    Mendizabal came home from work one day and heard the news of yet another scandal. This one was centered on the vice president's secretary, a man whose crimes were so well known his nickname was "the car thief." She went on Facebook and wrote to her friends, "Let's see if we do something this time." Indignant, they assembled nonpartisan protests. Before long the vice president and the President were in prison. Throughout Latin America the call to fight corruption got a shot in the arm.

    Caitlyn Jenner

    It's never been a secret that some people feel a sense of identity that does not match the anatomical gender of their birth. But until Caitlyn Jenner, formerly Bruce Jenner, told her story to the world, most people had not had a meaningful understanding of what it means to be transgender.
    Jenner, a superstar athlete, used her high profile to make her transformation an enlightening moment for the entire world. With that, society took a much-too-long-delayed leap of understanding and empathy on the subject of gender identity and the people who struggle with it. Jenner started a new era for the transgender community.

    Ruth Bader Ginsburg

    Looking for someone to admire? You can't top the Supreme Court justice who is becoming a cult figure under the rap-inspired moniker "Notorious RBG." At 82 and visibly stooped, Ginsburg remains a strong force on the Supreme Court with no sign of slowing down.
    Her life story has carved a path of inspiration for many, fueled by a passion for the law, women's equality and fairness. Her advice is a perfect cocktail of idealism and practicality: "Fight for things that you care about," she counsels, "but do it in a way that will lead others to join you."

    Tu Youyou

    It's a tough challenge to find a single human being who may be responsible for saving as many lives. The Chinese pharmacologist Tu Youyou, one of three winners of this year's Nobel Prize for Medicine, took an unconventional route in attacking one of the world's biggest killers, malaria.
    Research into ancient Chinese texts led her to discover the compounds that help prevent a disease that still kills about half a million people every year, transmitted by mosquitoes in water-logged jungles. The discovery has resulted in medication that has saved millions of lives.

    Adele

    Her full name is Adele Laurie Blue Adkins, but she's better known as the woman whose mesmerizing vocals never fail to move her listeners, frequently to tears. Adele's latest record has broken, well, more records. She was already in the Guinness Book with a series of "firsts" and "onlys."
    Her unlikely career, launched when a friend posted her demo on the MySpace website, and propelled by a 2008 appearance on "Saturday Night Live" on the same day Sarah Palin had secured a giant audience, is the stuff of legend.
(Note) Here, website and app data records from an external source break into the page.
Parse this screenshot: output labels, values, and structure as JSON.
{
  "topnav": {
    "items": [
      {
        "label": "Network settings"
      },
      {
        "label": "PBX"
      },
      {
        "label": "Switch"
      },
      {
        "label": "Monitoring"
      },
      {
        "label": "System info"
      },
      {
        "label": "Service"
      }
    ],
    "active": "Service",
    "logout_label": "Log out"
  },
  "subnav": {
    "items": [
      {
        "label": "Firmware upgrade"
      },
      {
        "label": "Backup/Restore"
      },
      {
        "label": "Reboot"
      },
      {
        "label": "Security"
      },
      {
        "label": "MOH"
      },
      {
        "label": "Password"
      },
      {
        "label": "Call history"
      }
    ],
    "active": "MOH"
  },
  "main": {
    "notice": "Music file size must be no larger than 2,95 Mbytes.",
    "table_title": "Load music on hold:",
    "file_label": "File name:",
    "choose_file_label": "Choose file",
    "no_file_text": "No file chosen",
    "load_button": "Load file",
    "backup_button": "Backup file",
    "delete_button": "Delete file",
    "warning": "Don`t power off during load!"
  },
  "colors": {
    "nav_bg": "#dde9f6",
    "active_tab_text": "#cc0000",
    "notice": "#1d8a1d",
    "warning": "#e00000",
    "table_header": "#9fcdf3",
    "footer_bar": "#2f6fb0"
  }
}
By now, few disagree that she is one of the biggest starts in the universe, even if modern telescopes keep searching other galaxies.

    U.S. women's soccer team

    In some parts of the world, soccer is still a boy's sport. But that is changing fast and one of the reasons is that the U.S. women's soccer team, whose members have shined on and off the pitch, accomplished something that even the boys have struggled to do: get people truly excited about the sport.
    On July 5, the team won its third Women's World Cup title in a game that made history, electrifying more than 25 million television viewers. And when star player Abby Wambach retired, she memorably told fans, "forget me," hoping that "the next generation accomplishes things so great I am not longer remembered." She put love of the sport above ego, something seldom seen in professional sports.